# Task item
Check each line of the entries for "fillPercent" and report the ones that have it.

# Data to examine
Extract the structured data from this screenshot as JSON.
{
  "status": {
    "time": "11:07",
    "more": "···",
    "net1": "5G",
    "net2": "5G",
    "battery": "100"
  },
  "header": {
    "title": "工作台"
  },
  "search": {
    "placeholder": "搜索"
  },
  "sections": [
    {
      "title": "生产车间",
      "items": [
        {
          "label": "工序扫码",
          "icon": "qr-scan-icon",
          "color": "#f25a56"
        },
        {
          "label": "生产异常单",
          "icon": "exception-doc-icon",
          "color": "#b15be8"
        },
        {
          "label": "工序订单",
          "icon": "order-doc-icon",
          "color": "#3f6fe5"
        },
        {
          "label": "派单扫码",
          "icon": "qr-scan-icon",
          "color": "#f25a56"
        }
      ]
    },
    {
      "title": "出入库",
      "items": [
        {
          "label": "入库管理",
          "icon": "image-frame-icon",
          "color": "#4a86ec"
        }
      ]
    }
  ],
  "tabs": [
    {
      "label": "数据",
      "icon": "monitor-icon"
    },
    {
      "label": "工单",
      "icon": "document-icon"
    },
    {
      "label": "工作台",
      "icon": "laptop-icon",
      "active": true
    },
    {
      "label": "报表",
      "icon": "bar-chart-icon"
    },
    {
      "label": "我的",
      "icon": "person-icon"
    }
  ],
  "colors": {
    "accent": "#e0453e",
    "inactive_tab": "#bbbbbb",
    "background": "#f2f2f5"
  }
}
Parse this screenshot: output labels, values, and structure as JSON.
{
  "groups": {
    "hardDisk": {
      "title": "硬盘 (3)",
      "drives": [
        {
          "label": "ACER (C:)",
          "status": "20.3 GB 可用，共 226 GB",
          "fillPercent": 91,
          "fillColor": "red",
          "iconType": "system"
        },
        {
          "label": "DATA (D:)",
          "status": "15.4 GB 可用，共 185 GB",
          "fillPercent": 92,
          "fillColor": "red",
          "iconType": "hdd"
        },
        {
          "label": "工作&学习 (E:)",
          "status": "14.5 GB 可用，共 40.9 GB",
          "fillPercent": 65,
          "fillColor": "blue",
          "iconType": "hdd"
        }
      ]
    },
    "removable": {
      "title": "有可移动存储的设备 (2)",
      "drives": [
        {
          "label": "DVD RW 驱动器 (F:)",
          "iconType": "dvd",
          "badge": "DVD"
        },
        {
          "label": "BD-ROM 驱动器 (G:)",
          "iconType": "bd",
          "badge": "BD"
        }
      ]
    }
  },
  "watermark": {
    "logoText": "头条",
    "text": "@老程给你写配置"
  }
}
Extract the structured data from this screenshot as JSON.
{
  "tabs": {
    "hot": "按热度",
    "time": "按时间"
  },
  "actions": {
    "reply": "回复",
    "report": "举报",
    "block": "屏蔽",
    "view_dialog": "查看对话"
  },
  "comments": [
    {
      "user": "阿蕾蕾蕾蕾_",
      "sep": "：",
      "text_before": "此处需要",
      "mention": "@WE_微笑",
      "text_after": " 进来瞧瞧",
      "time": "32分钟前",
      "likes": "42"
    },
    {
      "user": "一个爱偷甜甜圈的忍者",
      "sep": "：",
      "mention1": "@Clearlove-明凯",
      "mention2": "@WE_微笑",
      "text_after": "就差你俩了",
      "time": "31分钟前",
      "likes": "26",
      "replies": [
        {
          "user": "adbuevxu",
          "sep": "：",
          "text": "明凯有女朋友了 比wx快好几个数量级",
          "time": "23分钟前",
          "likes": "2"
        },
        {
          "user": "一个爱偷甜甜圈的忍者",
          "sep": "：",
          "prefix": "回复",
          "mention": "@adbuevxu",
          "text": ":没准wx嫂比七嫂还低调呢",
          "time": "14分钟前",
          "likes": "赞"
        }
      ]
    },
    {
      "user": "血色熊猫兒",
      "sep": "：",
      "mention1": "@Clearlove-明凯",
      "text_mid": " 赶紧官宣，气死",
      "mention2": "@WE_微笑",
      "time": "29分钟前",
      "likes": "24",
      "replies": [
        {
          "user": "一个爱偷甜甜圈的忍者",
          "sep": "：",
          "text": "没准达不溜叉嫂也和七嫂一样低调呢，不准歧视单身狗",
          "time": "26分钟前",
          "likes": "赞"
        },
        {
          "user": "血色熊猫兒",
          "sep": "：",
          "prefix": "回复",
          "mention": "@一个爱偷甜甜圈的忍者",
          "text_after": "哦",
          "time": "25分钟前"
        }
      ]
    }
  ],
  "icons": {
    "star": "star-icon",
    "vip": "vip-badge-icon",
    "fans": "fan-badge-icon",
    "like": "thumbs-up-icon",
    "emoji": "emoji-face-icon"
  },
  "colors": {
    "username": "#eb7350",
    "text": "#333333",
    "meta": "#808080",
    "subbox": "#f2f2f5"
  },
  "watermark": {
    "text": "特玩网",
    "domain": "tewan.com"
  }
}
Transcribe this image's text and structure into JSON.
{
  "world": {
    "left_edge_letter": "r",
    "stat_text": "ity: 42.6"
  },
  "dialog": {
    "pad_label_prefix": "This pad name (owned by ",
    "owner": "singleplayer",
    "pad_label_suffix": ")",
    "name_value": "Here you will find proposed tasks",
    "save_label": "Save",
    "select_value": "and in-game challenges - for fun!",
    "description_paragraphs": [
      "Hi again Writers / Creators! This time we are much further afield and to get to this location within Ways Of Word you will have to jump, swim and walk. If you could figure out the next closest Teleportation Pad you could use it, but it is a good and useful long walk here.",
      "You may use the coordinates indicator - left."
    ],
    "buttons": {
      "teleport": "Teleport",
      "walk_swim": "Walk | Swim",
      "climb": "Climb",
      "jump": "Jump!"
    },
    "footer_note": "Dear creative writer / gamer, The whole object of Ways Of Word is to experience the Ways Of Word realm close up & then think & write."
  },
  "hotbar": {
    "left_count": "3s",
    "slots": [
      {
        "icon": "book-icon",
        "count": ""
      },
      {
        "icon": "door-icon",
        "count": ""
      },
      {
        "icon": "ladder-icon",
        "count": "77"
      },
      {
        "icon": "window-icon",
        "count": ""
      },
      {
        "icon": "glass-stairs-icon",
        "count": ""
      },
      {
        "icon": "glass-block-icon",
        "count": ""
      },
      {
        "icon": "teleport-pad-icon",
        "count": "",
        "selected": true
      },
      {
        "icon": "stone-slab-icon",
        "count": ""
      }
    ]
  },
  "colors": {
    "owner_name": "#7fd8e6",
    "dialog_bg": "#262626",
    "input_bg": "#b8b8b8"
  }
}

# Written answer
          "fillPercent": 91,
          "fillPercent": 92,
          "fillPercent": 65,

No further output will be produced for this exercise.